__ACTIVITY__. Below are some entries. Reproduce them word for word.

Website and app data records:
....................

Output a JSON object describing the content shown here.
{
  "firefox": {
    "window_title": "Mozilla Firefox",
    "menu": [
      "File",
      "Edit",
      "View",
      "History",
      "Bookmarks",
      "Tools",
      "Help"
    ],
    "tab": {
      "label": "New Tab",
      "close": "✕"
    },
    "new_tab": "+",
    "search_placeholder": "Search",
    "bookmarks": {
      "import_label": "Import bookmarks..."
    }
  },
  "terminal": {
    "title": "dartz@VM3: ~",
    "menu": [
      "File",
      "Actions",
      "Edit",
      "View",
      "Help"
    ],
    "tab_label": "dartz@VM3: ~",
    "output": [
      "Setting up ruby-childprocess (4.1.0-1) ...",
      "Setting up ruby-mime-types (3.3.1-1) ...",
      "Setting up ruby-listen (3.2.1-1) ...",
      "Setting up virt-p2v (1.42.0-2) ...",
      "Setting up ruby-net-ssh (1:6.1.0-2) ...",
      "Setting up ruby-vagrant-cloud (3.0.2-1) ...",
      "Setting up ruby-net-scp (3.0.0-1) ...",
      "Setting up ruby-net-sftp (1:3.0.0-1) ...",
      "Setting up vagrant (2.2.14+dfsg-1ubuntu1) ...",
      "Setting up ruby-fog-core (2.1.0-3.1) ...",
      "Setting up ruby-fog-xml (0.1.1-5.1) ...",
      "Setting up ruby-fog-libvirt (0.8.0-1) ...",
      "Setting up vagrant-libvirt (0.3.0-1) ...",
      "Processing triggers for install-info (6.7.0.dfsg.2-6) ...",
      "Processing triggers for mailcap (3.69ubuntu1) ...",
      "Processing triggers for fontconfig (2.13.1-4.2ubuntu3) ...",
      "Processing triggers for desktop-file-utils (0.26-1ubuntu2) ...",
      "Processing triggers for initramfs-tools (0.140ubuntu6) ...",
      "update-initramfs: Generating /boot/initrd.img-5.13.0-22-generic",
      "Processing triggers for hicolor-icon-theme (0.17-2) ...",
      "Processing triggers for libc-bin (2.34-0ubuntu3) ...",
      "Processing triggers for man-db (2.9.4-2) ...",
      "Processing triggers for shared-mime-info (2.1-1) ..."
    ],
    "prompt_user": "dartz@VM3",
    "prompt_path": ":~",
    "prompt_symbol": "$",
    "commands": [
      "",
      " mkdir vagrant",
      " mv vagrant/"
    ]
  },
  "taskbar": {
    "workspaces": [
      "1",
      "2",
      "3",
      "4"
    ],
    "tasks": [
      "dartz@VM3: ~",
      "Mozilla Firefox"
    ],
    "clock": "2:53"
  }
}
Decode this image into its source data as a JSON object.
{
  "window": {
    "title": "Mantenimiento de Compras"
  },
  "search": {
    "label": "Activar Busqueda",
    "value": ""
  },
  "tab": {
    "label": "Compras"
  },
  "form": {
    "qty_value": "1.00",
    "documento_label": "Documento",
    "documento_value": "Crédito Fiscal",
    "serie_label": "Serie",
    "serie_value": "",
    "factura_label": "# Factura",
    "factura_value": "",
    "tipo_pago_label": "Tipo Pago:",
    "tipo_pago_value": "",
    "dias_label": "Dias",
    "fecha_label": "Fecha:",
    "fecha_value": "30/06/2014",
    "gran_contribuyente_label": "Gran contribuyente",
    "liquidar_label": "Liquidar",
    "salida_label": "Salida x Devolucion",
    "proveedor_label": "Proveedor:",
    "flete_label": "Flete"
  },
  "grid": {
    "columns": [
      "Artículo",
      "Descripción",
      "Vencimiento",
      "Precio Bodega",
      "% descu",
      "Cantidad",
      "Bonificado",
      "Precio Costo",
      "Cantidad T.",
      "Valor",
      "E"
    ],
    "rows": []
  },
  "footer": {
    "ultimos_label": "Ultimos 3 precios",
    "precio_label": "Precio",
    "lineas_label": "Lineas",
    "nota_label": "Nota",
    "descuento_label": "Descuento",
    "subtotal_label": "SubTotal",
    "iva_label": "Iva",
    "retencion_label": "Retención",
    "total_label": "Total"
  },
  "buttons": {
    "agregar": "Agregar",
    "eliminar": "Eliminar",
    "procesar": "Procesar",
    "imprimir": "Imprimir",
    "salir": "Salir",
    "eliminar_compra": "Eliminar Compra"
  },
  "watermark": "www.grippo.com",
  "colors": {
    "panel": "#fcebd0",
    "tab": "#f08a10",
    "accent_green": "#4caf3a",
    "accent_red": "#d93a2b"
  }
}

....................

__ANSWER FOR THE TASK__.
Output a JSON object describing the content shown here.
{
  "firefox": {
    "window_title": "Mozilla Firefox",
    "menu": [
      "File",
      "Edit",
      "View",
      "History",
      "Bookmarks",
      "Tools",
      "Help"
    ],
    "tab": {
      "label": "New Tab",
      "close": "✕"
    },
    "new_tab": "+",
    "search_placeholder": "Search",
    "bookmarks": {
      "import_label": "Import bookmarks..."
    }
  },
  "terminal": {
    "title": "dartz@VM3: ~",
    "menu": [
      "File",
      "Actions",
      "Edit",
      "View",
      "Help"
    ],
    "tab_label": "dartz@VM3: ~",
    "output": [
      "Setting up ruby-childprocess (4.1.0-1) ...",
      "Setting up ruby-mime-types (3.3.1-1) ...",
      "Setting up ruby-listen (3.2.1-1) ...",
      "Setting up virt-p2v (1.42.0-2) ...",
      "Setting up ruby-net-ssh (1:6.1.0-2) ...",
      "Setting up ruby-vagrant-cloud (3.0.2-1) ...",
      "Setting up ruby-net-scp (3.0.0-1) ...",
      "Setting up ruby-net-sftp (1:3.0.0-1) ...",
      "Setting up vagrant (2.2.14+dfsg-1ubuntu1) ...",
      "Setting up ruby-fog-core (2.1.0-3.1) ...",
      "Setting up ruby-fog-xml (0.1.1-5.1) ...",
      "Setting up ruby-fog-libvirt (0.8.0-1) ...",
      "Setting up vagrant-libvirt (0.3.0-1) ...",
      "Processing triggers for install-info (6.7.0.dfsg.2-6) ...",
      "Processing triggers for mailcap (3.69ubuntu1) ...",
      "Processing triggers for fontconfig (2.13.1-4.2ubuntu3) ...",
      "Processing triggers for desktop-file-utils (0.26-1ubuntu2) ...",
      "Processing triggers for initramfs-tools (0.140ubuntu6) ...",
      "update-initramfs: Generating /boot/initrd.img-5.13.0-22-generic",
      "Processing triggers for hicolor-icon-theme (0.17-2) ...",
      "Processing triggers for libc-bin (2.34-0ubuntu3) ...",
      "Processing triggers for man-db (2.9.4-2) ...",
      "Processing triggers for shared-mime-info (2.1-1) ..."
    ],
    "prompt_user": "dartz@VM3",
    "prompt_path": ":~",
    "prompt_symbol": "$",
    "commands": [
      "",
      " mkdir vagrant",
      " mv vagrant/"
    ]
  },
  "taskbar": {
    "workspaces": [
      "1",
      "2",
      "3",
      "4"
    ],
    "tasks": [
      "dartz@VM3: ~",
      "Mozilla Firefox"
    ],
    "clock": "2:53"
  }
}
Decode this image into its source data as a JSON object.
{
  "window": {
    "title": "Mantenimiento de Compras"
  },
  "search": {
    "label": "Activar Busqueda",
    "value": ""
  },
  "tab": {
    "label": "Compras"
  },
  "form": {
    "qty_value": "1.00",
    "documento_label": "Documento",
    "documento_value": "Crédito Fiscal",
    "serie_label": "Serie",
    "serie_value": "",
    "factura_label": "# Factura",
    "factura_value": "",
    "tipo_pago_label": "Tipo Pago:",
    "tipo_pago_value": "",
    "dias_label": "Dias",
    "fecha_label": "Fecha:",
    "fecha_value": "30/06/2014",
    "gran_contribuyente_label": "Gran contribuyente",
    "liquidar_label": "Liquidar",
    "salida_label": "Salida x Devolucion",
    "proveedor_label": "Proveedor:",
    "flete_label": "Flete"
  },
  "grid": {
    "columns": [
      "Artículo",
      "Descripción",
      "Vencimiento",
      "Precio Bodega",
      "% descu",
      "Cantidad",
      "Bonificado",
      "Precio Costo",
      "Cantidad T.",
      "Valor",
      "E"
    ],
    "rows": []
  },
  "footer": {
    "ultimos_label": "Ultimos 3 precios",
    "precio_label": "Precio",
    "lineas_label": "Lineas",
    "nota_label": "Nota",
    "descuento_label": "Descuento",
    "subtotal_label": "SubTotal",
    "iva_label": "Iva",
    "retencion_label": "Retención",
    "total_label": "Total"
  },
  "buttons": {
    "agregar": "Agregar",
    "eliminar": "Eliminar",
    "procesar": "Procesar",
    "imprimir": "Imprimir",
    "salir": "Salir",
    "eliminar_compra": "Eliminar Compra"
  },
  "watermark": "www.grippo.com",
  "colors": {
    "panel": "#fcebd0",
    "tab": "#f08a10",
    "accent_green": "#4caf3a",
    "accent_red": "#d93a2b"
  }
}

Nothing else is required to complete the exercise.